The orchestra recently performed L’Arlesienne with the Portland Ballet as part of a new work created and choreographed by co-artistic director Anne Mueller. “The opportunity to work in the context of ballet and to consider the aspect of dance and motion I think gives us a real sense of the many dimensions of this music,” Selden explained.
Cotik, an Argentinian, comes to Portland via Miami and Berlin. “Part of my understanding of this music is from my own perception of that noisy, dirty, crazy yet wonderful megapolis of Buenos Aires,” he said. “Another part is from listening to and studying Piazzolla and the older generation of tango musicians (la guardia vieja), and a good portion might be just simply a personal approach.”
Cotik, whose recent Naxos recording of Piazzolla’s music with pianist Tao Lin has been praised by Gary Burton and Blas Matamoro, was initially more interested in classical Viennese music than tango; it was only after going abroad that he began to feel “light sporadic yearnings for some of those symbols that were rather stereotypically associated with my home country, among those, the tango music that I had not chosen to play on a cassette player growing up.”
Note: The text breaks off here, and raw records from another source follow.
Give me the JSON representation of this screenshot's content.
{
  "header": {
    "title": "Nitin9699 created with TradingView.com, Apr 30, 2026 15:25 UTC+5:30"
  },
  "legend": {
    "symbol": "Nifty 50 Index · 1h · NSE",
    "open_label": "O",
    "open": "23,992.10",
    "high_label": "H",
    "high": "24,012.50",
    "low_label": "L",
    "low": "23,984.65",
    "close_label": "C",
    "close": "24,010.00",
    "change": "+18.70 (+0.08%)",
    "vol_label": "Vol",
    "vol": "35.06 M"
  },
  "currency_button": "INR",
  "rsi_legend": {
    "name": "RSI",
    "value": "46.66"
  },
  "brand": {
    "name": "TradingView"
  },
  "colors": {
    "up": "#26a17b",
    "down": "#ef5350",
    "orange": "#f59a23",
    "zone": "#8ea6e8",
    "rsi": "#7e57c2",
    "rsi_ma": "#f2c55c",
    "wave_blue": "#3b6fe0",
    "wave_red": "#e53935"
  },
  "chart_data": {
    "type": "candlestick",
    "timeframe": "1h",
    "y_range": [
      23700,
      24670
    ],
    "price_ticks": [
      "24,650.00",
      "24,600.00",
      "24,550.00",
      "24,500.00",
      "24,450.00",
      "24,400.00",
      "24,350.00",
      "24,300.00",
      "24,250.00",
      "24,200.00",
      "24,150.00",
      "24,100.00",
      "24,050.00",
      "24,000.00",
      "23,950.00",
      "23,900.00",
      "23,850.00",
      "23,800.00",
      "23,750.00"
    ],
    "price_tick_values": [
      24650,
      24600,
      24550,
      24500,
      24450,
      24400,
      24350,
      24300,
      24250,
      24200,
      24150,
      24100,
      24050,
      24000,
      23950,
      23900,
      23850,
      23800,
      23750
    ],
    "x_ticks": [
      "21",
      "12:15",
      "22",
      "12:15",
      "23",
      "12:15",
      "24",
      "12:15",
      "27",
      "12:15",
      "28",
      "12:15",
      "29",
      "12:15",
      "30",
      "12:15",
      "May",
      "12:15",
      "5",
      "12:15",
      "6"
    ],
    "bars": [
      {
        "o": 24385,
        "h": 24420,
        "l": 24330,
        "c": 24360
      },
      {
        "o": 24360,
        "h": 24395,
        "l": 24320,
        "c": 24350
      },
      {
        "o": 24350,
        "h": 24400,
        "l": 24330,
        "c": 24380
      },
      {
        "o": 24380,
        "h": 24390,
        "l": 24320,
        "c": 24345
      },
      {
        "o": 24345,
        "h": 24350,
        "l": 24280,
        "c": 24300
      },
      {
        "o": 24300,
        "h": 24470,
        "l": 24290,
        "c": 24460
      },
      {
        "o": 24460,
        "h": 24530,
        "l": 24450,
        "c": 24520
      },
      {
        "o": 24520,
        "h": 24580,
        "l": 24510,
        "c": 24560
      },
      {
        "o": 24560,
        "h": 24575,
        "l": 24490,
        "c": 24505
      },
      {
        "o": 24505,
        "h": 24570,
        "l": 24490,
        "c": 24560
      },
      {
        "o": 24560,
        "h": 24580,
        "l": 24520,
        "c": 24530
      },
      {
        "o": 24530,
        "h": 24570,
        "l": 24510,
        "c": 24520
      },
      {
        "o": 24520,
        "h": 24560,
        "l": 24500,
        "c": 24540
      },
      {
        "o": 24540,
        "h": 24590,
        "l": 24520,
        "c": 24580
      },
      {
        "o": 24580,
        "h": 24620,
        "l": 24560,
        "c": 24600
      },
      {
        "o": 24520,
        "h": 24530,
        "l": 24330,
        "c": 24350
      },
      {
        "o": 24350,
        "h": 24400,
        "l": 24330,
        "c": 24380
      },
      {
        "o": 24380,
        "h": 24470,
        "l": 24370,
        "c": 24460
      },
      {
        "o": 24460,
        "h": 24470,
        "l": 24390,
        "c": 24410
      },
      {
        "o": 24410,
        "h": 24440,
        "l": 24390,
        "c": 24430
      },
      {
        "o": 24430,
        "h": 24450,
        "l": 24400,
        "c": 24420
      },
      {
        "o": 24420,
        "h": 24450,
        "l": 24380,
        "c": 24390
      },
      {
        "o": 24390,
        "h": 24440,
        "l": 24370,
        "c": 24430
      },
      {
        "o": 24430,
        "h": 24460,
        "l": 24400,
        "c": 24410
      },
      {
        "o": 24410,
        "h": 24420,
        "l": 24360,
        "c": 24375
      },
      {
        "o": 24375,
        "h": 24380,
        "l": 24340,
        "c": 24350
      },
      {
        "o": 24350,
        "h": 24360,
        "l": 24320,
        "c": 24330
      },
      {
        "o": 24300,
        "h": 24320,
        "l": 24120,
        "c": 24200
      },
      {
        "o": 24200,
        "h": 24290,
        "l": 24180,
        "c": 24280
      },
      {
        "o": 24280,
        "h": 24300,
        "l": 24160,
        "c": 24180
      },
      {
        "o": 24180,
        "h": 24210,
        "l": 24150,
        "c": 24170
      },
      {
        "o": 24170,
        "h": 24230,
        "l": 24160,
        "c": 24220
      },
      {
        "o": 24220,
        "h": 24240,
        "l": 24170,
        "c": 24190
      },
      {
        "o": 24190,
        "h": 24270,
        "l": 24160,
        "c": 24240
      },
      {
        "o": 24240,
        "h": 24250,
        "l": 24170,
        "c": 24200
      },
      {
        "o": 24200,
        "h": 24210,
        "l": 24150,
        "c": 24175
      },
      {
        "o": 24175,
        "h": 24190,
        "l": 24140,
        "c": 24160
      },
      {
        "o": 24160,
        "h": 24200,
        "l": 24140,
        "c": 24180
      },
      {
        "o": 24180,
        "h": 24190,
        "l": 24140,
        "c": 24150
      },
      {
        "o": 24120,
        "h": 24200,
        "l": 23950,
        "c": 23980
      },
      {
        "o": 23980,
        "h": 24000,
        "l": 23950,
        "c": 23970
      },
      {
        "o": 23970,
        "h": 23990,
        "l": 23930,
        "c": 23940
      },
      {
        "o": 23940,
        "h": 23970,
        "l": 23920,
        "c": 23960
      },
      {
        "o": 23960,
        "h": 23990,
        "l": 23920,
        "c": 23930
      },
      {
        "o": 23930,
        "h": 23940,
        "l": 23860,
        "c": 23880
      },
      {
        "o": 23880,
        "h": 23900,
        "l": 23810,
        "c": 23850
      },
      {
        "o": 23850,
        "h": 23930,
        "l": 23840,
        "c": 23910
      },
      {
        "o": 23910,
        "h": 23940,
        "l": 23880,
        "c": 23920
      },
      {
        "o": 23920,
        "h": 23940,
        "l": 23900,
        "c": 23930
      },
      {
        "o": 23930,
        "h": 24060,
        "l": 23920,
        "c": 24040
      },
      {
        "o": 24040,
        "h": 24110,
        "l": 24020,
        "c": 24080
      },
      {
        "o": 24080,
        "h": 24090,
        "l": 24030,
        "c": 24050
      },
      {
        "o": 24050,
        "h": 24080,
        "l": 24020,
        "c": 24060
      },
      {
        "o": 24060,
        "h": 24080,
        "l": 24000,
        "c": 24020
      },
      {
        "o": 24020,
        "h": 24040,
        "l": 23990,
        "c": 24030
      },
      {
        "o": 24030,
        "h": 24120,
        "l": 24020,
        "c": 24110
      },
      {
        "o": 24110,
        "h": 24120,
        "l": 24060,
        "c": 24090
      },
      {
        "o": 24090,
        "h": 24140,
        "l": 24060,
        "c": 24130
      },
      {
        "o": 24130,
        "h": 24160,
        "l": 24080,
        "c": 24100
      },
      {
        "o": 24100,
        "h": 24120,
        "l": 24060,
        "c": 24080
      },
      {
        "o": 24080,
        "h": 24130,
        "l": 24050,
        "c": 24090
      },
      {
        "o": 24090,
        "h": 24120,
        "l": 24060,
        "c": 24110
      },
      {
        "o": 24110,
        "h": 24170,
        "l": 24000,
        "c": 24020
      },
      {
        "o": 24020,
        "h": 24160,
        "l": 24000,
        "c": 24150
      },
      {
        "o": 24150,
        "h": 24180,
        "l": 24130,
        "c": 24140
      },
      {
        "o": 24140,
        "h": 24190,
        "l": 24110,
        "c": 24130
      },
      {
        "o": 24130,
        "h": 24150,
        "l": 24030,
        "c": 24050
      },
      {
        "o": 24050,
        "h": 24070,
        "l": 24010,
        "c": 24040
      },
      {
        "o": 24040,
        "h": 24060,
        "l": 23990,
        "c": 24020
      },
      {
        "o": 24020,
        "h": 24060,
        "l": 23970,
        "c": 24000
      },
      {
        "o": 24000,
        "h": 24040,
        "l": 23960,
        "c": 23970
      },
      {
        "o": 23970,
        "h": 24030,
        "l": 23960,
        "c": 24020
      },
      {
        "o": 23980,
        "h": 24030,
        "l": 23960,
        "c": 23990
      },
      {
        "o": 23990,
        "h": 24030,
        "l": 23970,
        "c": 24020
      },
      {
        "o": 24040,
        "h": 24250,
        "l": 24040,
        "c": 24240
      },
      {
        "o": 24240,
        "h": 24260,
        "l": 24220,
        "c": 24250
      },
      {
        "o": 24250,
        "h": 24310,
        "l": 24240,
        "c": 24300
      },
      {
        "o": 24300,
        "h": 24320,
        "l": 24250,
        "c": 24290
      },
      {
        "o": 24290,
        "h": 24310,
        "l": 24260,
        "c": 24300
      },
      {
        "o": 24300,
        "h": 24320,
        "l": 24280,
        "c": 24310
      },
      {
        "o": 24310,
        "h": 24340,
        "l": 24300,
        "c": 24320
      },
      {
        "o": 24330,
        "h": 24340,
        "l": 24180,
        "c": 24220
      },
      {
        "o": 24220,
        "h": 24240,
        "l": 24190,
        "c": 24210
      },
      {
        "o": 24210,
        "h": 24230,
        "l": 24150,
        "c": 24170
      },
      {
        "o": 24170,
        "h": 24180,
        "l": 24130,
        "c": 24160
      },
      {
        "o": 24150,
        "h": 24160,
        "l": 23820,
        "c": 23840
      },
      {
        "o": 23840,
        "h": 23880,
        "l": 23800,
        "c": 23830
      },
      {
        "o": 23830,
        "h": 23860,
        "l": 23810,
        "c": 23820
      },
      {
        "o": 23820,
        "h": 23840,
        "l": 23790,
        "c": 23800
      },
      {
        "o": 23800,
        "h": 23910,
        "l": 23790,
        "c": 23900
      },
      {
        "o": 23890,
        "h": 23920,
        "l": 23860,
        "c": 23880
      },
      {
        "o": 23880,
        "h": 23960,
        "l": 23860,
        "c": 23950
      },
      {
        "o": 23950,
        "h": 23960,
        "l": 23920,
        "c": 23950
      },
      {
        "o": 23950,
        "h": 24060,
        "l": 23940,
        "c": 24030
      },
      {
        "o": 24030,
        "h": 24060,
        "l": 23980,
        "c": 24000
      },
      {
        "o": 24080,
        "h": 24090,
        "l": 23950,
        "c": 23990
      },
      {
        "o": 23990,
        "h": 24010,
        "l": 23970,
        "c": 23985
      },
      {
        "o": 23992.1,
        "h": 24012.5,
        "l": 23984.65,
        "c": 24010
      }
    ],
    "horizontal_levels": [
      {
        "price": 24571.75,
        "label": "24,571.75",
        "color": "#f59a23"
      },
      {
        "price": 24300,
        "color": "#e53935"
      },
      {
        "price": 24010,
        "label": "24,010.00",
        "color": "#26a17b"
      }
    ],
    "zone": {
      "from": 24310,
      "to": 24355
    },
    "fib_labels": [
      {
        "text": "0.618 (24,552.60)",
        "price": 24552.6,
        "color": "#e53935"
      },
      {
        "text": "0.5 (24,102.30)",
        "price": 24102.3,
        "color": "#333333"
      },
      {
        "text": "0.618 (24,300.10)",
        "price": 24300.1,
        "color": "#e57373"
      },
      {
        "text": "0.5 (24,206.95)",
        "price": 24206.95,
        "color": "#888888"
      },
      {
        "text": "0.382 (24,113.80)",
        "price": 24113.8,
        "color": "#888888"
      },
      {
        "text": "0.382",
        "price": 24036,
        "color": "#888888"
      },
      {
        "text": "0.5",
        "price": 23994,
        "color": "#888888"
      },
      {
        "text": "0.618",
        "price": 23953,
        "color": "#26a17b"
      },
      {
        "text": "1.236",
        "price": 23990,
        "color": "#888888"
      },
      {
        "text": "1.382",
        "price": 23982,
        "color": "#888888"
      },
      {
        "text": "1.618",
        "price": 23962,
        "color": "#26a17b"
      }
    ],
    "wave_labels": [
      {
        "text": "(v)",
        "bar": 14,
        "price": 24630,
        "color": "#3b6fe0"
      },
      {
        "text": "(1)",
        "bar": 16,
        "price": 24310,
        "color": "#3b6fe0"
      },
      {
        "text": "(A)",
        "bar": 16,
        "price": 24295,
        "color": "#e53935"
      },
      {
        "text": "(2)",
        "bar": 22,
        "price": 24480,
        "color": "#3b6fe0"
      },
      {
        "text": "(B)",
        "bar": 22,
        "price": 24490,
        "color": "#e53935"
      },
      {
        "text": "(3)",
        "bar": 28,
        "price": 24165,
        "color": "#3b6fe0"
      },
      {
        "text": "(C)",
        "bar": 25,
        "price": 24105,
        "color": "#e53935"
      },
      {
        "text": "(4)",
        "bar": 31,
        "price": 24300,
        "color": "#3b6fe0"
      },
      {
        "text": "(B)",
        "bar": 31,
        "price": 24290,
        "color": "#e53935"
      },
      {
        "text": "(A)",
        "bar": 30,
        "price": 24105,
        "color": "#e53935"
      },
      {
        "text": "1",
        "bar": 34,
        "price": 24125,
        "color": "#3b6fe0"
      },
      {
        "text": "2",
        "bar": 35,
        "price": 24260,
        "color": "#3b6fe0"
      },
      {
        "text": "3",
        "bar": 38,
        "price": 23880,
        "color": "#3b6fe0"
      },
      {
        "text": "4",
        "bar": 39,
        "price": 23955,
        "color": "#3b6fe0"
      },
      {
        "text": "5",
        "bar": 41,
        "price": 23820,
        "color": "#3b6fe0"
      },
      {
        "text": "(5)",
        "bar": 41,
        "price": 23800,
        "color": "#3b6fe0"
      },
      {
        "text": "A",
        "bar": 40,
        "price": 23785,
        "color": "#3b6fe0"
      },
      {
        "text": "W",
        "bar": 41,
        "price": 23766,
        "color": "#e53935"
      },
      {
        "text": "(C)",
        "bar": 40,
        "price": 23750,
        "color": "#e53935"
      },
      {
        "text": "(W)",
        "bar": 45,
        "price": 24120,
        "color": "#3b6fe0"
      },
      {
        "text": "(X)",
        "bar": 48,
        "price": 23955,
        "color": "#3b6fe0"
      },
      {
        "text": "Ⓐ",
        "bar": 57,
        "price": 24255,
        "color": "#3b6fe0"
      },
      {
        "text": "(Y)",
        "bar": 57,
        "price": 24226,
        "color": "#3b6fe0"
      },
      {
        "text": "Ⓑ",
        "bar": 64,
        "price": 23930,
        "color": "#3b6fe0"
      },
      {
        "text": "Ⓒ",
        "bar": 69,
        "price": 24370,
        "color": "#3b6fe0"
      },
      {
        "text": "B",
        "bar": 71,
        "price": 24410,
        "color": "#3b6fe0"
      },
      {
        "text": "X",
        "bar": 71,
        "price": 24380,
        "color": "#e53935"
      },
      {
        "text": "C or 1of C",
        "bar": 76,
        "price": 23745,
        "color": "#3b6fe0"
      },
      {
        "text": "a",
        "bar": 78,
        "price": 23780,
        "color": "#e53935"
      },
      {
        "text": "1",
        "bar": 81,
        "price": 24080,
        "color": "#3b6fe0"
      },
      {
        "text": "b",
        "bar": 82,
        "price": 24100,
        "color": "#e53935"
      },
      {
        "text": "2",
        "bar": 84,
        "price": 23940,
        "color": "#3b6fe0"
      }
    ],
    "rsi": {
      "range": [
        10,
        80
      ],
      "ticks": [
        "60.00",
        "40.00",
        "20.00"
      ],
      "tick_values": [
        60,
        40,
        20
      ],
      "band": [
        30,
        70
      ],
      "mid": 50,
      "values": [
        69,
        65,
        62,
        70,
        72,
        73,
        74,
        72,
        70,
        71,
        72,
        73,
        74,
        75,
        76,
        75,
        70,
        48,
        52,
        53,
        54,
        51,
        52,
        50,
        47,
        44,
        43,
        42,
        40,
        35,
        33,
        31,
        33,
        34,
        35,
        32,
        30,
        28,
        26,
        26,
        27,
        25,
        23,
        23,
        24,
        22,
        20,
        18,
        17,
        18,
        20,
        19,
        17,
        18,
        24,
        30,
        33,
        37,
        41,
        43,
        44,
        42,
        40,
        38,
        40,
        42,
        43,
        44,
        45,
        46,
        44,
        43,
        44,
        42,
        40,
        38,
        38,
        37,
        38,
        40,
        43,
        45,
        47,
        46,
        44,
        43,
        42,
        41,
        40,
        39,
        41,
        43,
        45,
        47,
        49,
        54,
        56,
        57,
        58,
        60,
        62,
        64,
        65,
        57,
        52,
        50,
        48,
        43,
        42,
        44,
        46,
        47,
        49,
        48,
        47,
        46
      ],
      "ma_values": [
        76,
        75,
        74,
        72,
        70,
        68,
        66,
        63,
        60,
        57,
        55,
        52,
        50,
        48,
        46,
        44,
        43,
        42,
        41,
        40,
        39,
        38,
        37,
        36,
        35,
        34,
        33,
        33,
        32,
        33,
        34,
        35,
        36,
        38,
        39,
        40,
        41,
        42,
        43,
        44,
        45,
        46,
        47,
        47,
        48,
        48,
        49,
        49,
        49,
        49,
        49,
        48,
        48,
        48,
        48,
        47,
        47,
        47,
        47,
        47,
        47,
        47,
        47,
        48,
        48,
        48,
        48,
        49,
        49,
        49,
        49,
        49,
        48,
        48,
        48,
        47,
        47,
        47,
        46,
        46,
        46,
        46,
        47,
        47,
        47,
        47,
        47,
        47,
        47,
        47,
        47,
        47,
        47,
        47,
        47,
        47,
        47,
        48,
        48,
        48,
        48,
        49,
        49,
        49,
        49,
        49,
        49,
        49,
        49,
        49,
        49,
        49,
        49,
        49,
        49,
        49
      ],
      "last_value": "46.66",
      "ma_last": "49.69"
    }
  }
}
Cotik and the PSU orchestra will perform the nuevo tango composer’s The Four Seasons of Buenos Aires (Cuatro Estaciones Porteñas), originally composed as four separate pieces between 1965 and 1970 and scored for his usual quintet of violin, piano, electric guitar, double bass, and bandoneon. Selden calls it a “virtuoso tour de force” in which “the orchestra is not just accompanying, but participating fully in the dramatic aspects of the musical material.
Desyatnikov’s version, created in 1996-98 for Latvian violinist Gidon Kremer, adds multiple quotations from Vivaldi’s The Four Seasons. Cotik describes Desyatnikov’s concerto as “full of effects, virtuosity, fireworks and rhythmic intensity” with “reminiscences and short interludes of Vivaldi’s homonymous bestseller.” In a concert that creatively confounds much of its music’s original context, this new arrangement, which actually returns the music closer to its original Baroque roots, almost seems, well, out of context.
PSU Symphony performs Wednesday and Thursday, December 7-8, at Portland’s Mission Theatre. Tickets available online.